Input data –
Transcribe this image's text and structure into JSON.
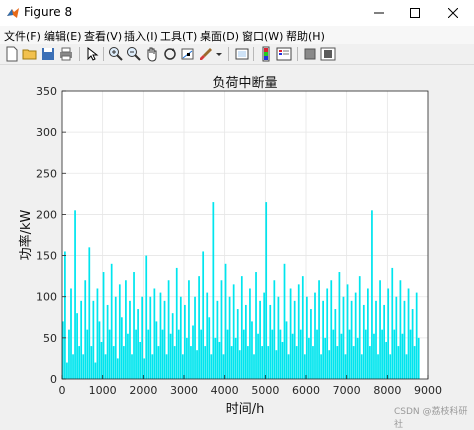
{
  "window": {
    "title": "Figure 8"
  },
  "menu": {
    "items": [
      "文件(F)",
      "编辑(E)",
      "查看(V)",
      "插入(I)",
      "工具(T)",
      "桌面(D)",
      "窗口(W)",
      "帮助(H)"
    ]
  },
  "toolbar": {
    "icons": [
      "new-figure-icon",
      "open-file-icon",
      "save-icon",
      "print-icon",
      "pointer-icon",
      "zoom-in-icon",
      "zoom-out-icon",
      "pan-hand-icon",
      "rotate-3d-icon",
      "data-cursor-icon",
      "brush-icon",
      "insert-colorbar-icon",
      "insert-legend-icon",
      "hide-plot-tools-icon",
      "show-plot-tools-icon"
    ]
  },
  "colors": {
    "series": "#00e5ee",
    "axes_bg": "#ffffff",
    "figure_bg": "#f0f0f0",
    "grid": "#e6e6e6"
  },
  "chart_data": {
    "type": "bar",
    "title": "负荷中断量",
    "xlabel": "时间/h",
    "ylabel": "功率/kW",
    "xlim": [
      0,
      9000
    ],
    "ylim": [
      0,
      350
    ],
    "xticks": [
      0,
      1000,
      2000,
      3000,
      4000,
      5000,
      6000,
      7000,
      8000,
      9000
    ],
    "yticks": [
      0,
      50,
      100,
      150,
      200,
      250,
      300,
      350
    ],
    "grid": true,
    "series_color": "#00e5ee",
    "series": [
      {
        "x_start": 0,
        "x_step": 50,
        "values": [
          70,
          155,
          20,
          60,
          110,
          30,
          205,
          80,
          40,
          95,
          30,
          120,
          60,
          160,
          40,
          95,
          20,
          110,
          70,
          45,
          130,
          30,
          90,
          60,
          140,
          40,
          100,
          25,
          115,
          75,
          40,
          120,
          55,
          95,
          30,
          130,
          60,
          85,
          45,
          100,
          25,
          150,
          60,
          100,
          30,
          110,
          70,
          40,
          105,
          60,
          95,
          30,
          120,
          55,
          80,
          40,
          135,
          60,
          100,
          30,
          90,
          50,
          120,
          40,
          65,
          100,
          35,
          125,
          60,
          155,
          40,
          105,
          75,
          30,
          215,
          50,
          95,
          45,
          120,
          30,
          140,
          60,
          100,
          40,
          115,
          50,
          85,
          35,
          125,
          60,
          90,
          40,
          110,
          70,
          30,
          130,
          55,
          95,
          40,
          105,
          215,
          40,
          90,
          60,
          120,
          35,
          100,
          60,
          45,
          140,
          70,
          30,
          110,
          55,
          95,
          40,
          115,
          60,
          125,
          30,
          100,
          50,
          85,
          40,
          105,
          60,
          120,
          30,
          95,
          50,
          110,
          35,
          120,
          60,
          85,
          40,
          130,
          55,
          100,
          30,
          115,
          60,
          95,
          40,
          105,
          50,
          125,
          30,
          90,
          60,
          110,
          40,
          205,
          55,
          95,
          30,
          120,
          60,
          90,
          45,
          110,
          30,
          135,
          60,
          100,
          40,
          120,
          55,
          95,
          30,
          110,
          60,
          85,
          40,
          105,
          50
        ]
      }
    ]
  },
  "watermark": "CSDN @荔枝科研社"
}
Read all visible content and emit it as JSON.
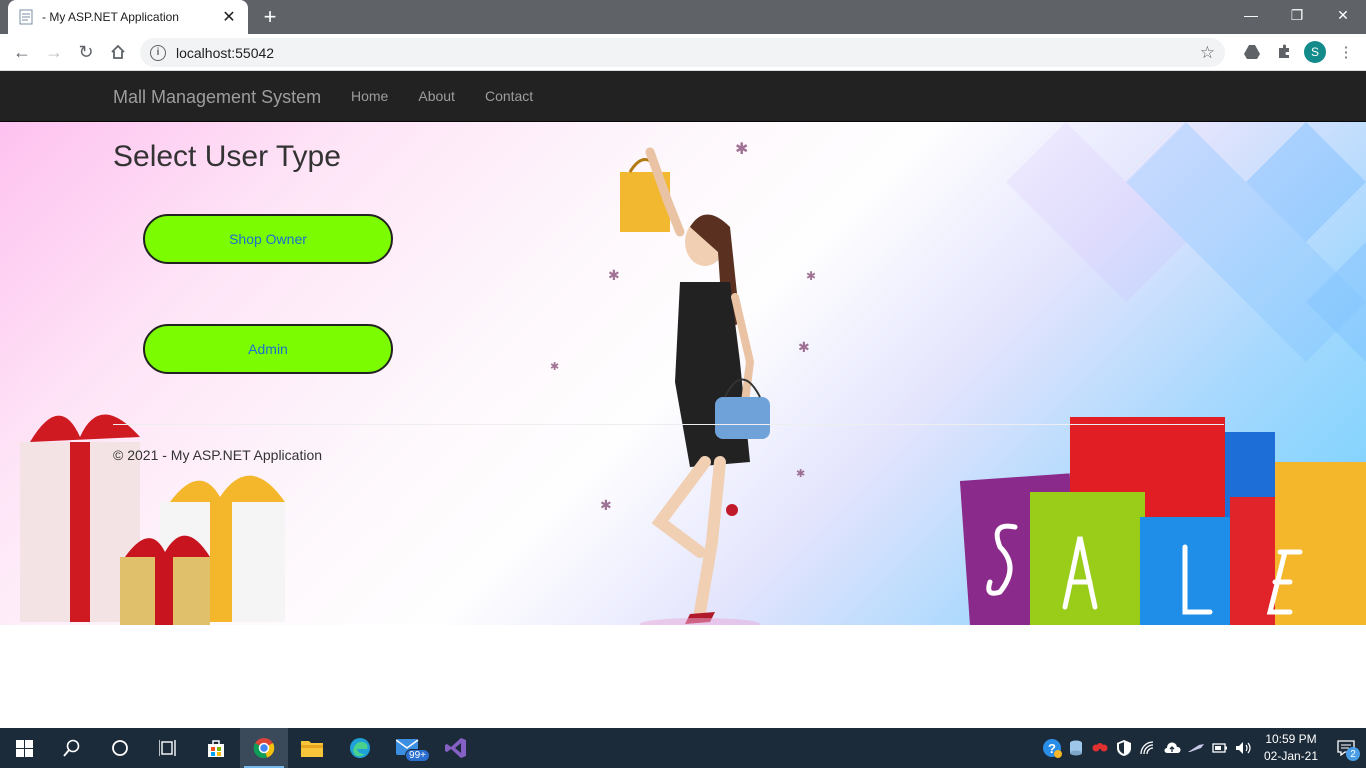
{
  "browser": {
    "tab_title": "- My ASP.NET Application",
    "url": "localhost:55042",
    "profile_initial": "S"
  },
  "site": {
    "brand": "Mall Management System",
    "nav": [
      "Home",
      "About",
      "Contact"
    ]
  },
  "main": {
    "heading": "Select User Type",
    "buttons": [
      "Shop Owner",
      "Admin"
    ]
  },
  "footer": {
    "text": "© 2021 - My ASP.NET Application"
  },
  "taskbar": {
    "mail_badge": "99+",
    "time": "10:59 PM",
    "date": "02-Jan-21",
    "notification_count": "2"
  },
  "colors": {
    "button_fill": "#7cfc00",
    "button_text": "#1a6fd0",
    "navbar_bg": "#222222"
  }
}
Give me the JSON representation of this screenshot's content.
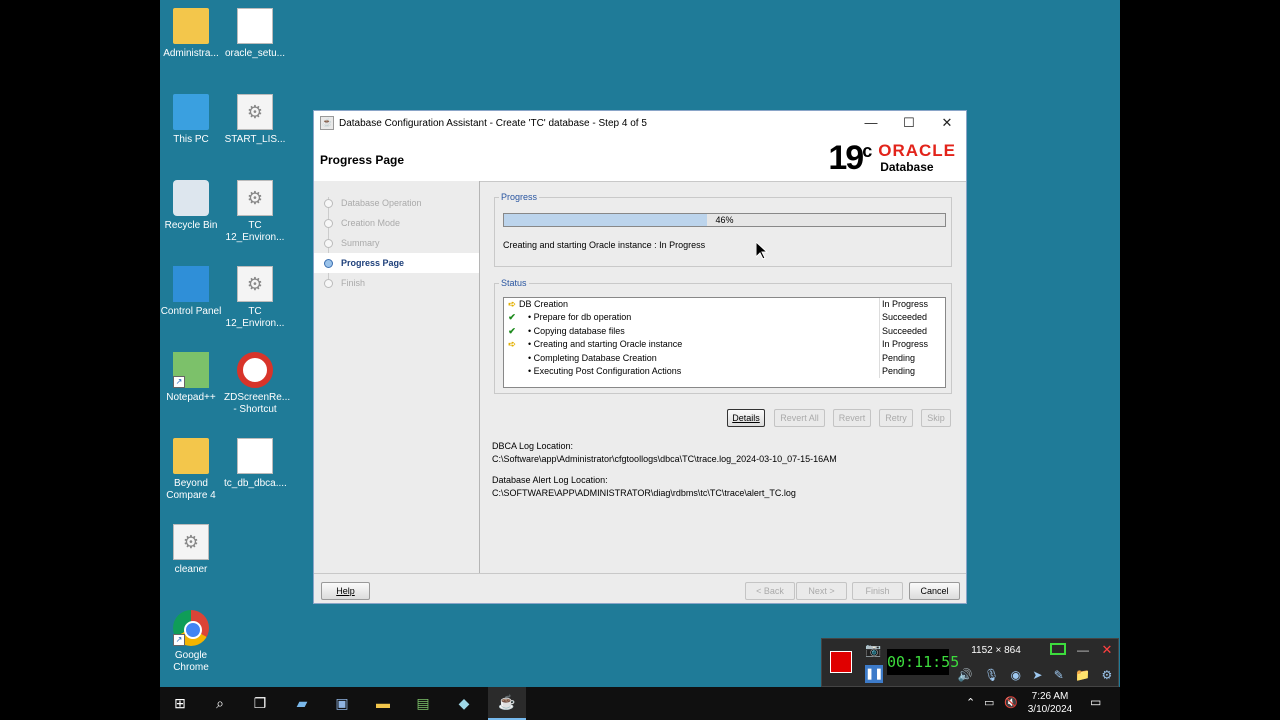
{
  "desktop": {
    "icons": [
      {
        "label": "Administra...",
        "icon": "user-folder-icon"
      },
      {
        "label": "oracle_setu...",
        "icon": "file-icon"
      },
      {
        "label": "This PC",
        "icon": "computer-icon"
      },
      {
        "label": "START_LIS...",
        "icon": "gear-file-icon"
      },
      {
        "label": "Recycle Bin",
        "icon": "recycle-bin-icon"
      },
      {
        "label": "TC 12_Environ...",
        "icon": "gear-file-icon"
      },
      {
        "label": "Control Panel",
        "icon": "control-panel-icon"
      },
      {
        "label": "TC 12_Environ...",
        "icon": "gear-file-icon"
      },
      {
        "label": "Notepad++",
        "icon": "notepad-plus-plus-icon"
      },
      {
        "label": "ZDScreenRe... - Shortcut",
        "icon": "zdscreen-recorder-icon"
      },
      {
        "label": "Beyond Compare 4",
        "icon": "folder-icon"
      },
      {
        "label": "tc_db_dbca....",
        "icon": "file-icon"
      },
      {
        "label": "cleaner",
        "icon": "gear-file-icon"
      },
      {
        "label": "Google Chrome",
        "icon": "chrome-icon"
      }
    ]
  },
  "window": {
    "title": "Database Configuration Assistant - Create 'TC' database - Step 4 of 5",
    "page_title": "Progress Page",
    "logo_version": "19",
    "logo_version_sup": "c",
    "logo_brand": "ORACLE",
    "logo_product": "Database",
    "steps": [
      {
        "label": "Database Operation",
        "state": "done"
      },
      {
        "label": "Creation Mode",
        "state": "done"
      },
      {
        "label": "Summary",
        "state": "done"
      },
      {
        "label": "Progress Page",
        "state": "active"
      },
      {
        "label": "Finish",
        "state": "pending"
      }
    ],
    "progress": {
      "group_label": "Progress",
      "percent": 46,
      "percent_text": "46%",
      "message": "Creating and starting Oracle instance : In Progress"
    },
    "status": {
      "group_label": "Status",
      "rows": [
        {
          "icon": "in-progress-arrow-icon",
          "name": "DB Creation",
          "status": "In Progress"
        },
        {
          "icon": "succeeded-check-icon",
          "name": "• Prepare for db operation",
          "status": "Succeeded"
        },
        {
          "icon": "succeeded-check-icon",
          "name": "• Copying database files",
          "status": "Succeeded"
        },
        {
          "icon": "in-progress-arrow-icon",
          "name": "• Creating and starting Oracle instance",
          "status": "In Progress"
        },
        {
          "icon": "",
          "name": "• Completing Database Creation",
          "status": "Pending"
        },
        {
          "icon": "",
          "name": "• Executing Post Configuration Actions",
          "status": "Pending"
        }
      ]
    },
    "action_buttons": {
      "details": "Details",
      "revert_all": "Revert All",
      "revert": "Revert",
      "retry": "Retry",
      "skip": "Skip"
    },
    "logs": {
      "dbca_label": "DBCA Log Location:",
      "dbca_path": "C:\\Software\\app\\Administrator\\cfgtoollogs\\dbca\\TC\\trace.log_2024-03-10_07-15-16AM",
      "alert_label": "Database Alert Log Location:",
      "alert_path": "C:\\SOFTWARE\\APP\\ADMINISTRATOR\\diag\\rdbms\\tc\\TC\\trace\\alert_TC.log"
    },
    "footer_buttons": {
      "help": "Help",
      "back": "< Back",
      "next": "Next >",
      "finish": "Finish",
      "cancel": "Cancel"
    }
  },
  "recorder": {
    "timer": "00:11:55",
    "resolution": "1152 × 864"
  },
  "taskbar": {
    "time": "7:26 AM",
    "date": "3/10/2024"
  },
  "colors": {
    "desktop_bg": "#1f7b98",
    "progress_fill": "#bcd4ec",
    "oracle_red": "#e2231a",
    "recorder_red": "#e00000"
  }
}
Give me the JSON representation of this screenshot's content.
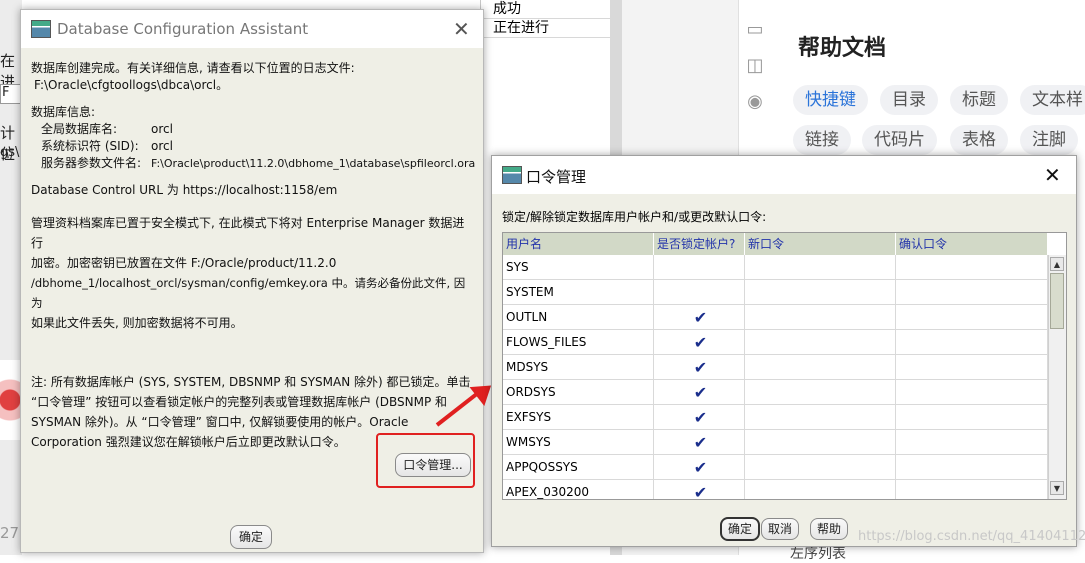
{
  "background": {
    "left_fragments": [
      "在进",
      "F",
      "计位",
      "gs\\c",
      "279"
    ],
    "status_rows": [
      "成功",
      "正在进行"
    ],
    "help_title": "帮助文档",
    "help_chips": [
      "快捷键",
      "目录",
      "标题",
      "文本样",
      "链接",
      "代码片",
      "表格",
      "注脚"
    ],
    "bottom_text": "左序列表",
    "watermark": "https://blog.csdn.net/qq_41404112"
  },
  "dbca": {
    "title": "Database Configuration Assistant",
    "line1": "数据库创建完成。有关详细信息, 请查看以下位置的日志文件:",
    "line2": "F:\\Oracle\\cfgtoollogs\\dbca\\orcl。",
    "db_info_label": "数据库信息:",
    "info": [
      {
        "k": "全局数据库名:",
        "v": "orcl"
      },
      {
        "k": "系统标识符 (SID):",
        "v": "orcl"
      },
      {
        "k": "服务器参数文件名:",
        "v": "F:\\Oracle\\product\\11.2.0\\dbhome_1\\database\\spfileorcl.ora"
      }
    ],
    "url_line": "Database Control URL 为 https://localhost:1158/em",
    "store_lines": [
      "管理资料档案库已置于安全模式下, 在此模式下将对 Enterprise Manager 数据进行",
      "加密。加密密钥已放置在文件 F:/Oracle/product/11.2.0",
      "/dbhome_1/localhost_orcl/sysman/config/emkey.ora 中。请务必备份此文件, 因为",
      "如果此文件丢失, 则加密数据将不可用。"
    ],
    "note_lines": [
      "注: 所有数据库帐户 (SYS, SYSTEM, DBSNMP 和 SYSMAN 除外) 都已锁定。单击",
      "“口令管理” 按钮可以查看锁定帐户的完整列表或管理数据库帐户 (DBSNMP 和",
      "SYSMAN 除外)。从 “口令管理” 窗口中, 仅解锁要使用的帐户。Oracle",
      "Corporation 强烈建议您在解锁帐户后立即更改默认口令。"
    ],
    "pwd_button": "口令管理...",
    "ok_button": "确定"
  },
  "pwd": {
    "title": "口令管理",
    "desc": "锁定/解除锁定数据库用户帐户和/或更改默认口令:",
    "columns": [
      "用户名",
      "是否锁定帐户?",
      "新口令",
      "确认口令"
    ],
    "rows": [
      {
        "user": "SYS",
        "locked": false
      },
      {
        "user": "SYSTEM",
        "locked": false
      },
      {
        "user": "OUTLN",
        "locked": true
      },
      {
        "user": "FLOWS_FILES",
        "locked": true
      },
      {
        "user": "MDSYS",
        "locked": true
      },
      {
        "user": "ORDSYS",
        "locked": true
      },
      {
        "user": "EXFSYS",
        "locked": true
      },
      {
        "user": "WMSYS",
        "locked": true
      },
      {
        "user": "APPQOSSYS",
        "locked": true
      },
      {
        "user": "APEX_030200",
        "locked": true
      }
    ],
    "ok": "确定",
    "cancel": "取消",
    "help": "帮助"
  },
  "colors": {
    "highlight": "#e02020",
    "grid_header": "#d2d9c7",
    "check": "#1a2e8c",
    "link_chip": "#2b74d9"
  }
}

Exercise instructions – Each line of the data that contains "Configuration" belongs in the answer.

Answer for this exercise –
    "title": "Database Configuration Assistant - Create 'TC' database - Step 4 of 5",
          "name": "• Executing Post Configuration Actions",
    "title": "Database Configuration Assistant",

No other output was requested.